Information supplied –
# # # # # # #

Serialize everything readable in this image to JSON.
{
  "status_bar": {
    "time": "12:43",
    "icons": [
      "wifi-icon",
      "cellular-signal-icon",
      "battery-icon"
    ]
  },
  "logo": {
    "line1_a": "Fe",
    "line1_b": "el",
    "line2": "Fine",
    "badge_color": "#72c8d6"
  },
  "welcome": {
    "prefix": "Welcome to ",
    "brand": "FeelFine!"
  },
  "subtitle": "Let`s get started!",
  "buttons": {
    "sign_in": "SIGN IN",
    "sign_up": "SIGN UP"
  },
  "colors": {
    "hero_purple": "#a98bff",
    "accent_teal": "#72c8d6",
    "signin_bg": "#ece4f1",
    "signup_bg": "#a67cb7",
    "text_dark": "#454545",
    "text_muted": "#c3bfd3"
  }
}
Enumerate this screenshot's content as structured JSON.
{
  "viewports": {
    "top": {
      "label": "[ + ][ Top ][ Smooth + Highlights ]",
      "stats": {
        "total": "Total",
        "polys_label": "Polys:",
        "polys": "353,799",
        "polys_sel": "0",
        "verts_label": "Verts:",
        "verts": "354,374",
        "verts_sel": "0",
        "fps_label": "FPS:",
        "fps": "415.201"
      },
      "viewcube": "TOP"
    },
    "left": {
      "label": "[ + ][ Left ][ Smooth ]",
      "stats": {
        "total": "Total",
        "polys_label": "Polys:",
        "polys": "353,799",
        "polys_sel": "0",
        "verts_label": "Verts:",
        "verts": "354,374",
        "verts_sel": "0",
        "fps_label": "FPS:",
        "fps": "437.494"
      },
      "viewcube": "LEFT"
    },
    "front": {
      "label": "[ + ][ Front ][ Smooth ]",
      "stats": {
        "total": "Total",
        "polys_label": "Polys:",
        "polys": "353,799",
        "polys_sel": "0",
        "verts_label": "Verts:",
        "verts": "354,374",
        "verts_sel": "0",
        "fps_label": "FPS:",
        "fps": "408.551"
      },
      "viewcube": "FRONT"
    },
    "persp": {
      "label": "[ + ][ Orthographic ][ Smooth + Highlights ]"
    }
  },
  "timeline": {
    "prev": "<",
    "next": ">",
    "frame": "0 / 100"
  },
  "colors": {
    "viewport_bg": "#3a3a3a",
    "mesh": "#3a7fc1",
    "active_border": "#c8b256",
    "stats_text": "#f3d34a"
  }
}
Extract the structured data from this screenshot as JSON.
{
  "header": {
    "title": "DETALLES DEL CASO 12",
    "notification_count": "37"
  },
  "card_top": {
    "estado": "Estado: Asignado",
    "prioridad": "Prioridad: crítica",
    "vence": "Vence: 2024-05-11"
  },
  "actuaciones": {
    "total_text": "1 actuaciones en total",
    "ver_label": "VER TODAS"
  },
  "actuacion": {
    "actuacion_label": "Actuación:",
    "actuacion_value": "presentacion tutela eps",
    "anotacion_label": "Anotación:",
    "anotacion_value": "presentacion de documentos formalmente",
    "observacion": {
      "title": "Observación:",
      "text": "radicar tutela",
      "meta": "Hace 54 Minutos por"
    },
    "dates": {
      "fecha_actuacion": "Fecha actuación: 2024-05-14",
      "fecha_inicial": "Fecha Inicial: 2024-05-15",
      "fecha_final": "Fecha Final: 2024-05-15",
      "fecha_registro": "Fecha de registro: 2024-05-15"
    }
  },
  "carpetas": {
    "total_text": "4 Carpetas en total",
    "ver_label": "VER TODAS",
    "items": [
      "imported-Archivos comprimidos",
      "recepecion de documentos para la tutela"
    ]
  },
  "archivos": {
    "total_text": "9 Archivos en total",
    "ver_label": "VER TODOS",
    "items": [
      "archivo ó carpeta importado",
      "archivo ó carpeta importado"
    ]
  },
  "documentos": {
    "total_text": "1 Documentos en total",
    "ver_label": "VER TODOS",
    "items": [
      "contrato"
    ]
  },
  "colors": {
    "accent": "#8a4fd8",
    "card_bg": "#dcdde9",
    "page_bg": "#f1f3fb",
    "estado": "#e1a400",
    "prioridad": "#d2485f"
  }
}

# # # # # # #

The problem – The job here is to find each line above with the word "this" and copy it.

Solution to the problem –
Serialize everything readable in this image to JSON.
Enumerate this screenshot's content as structured JSON.
Extract the structured data from this screenshot as JSON.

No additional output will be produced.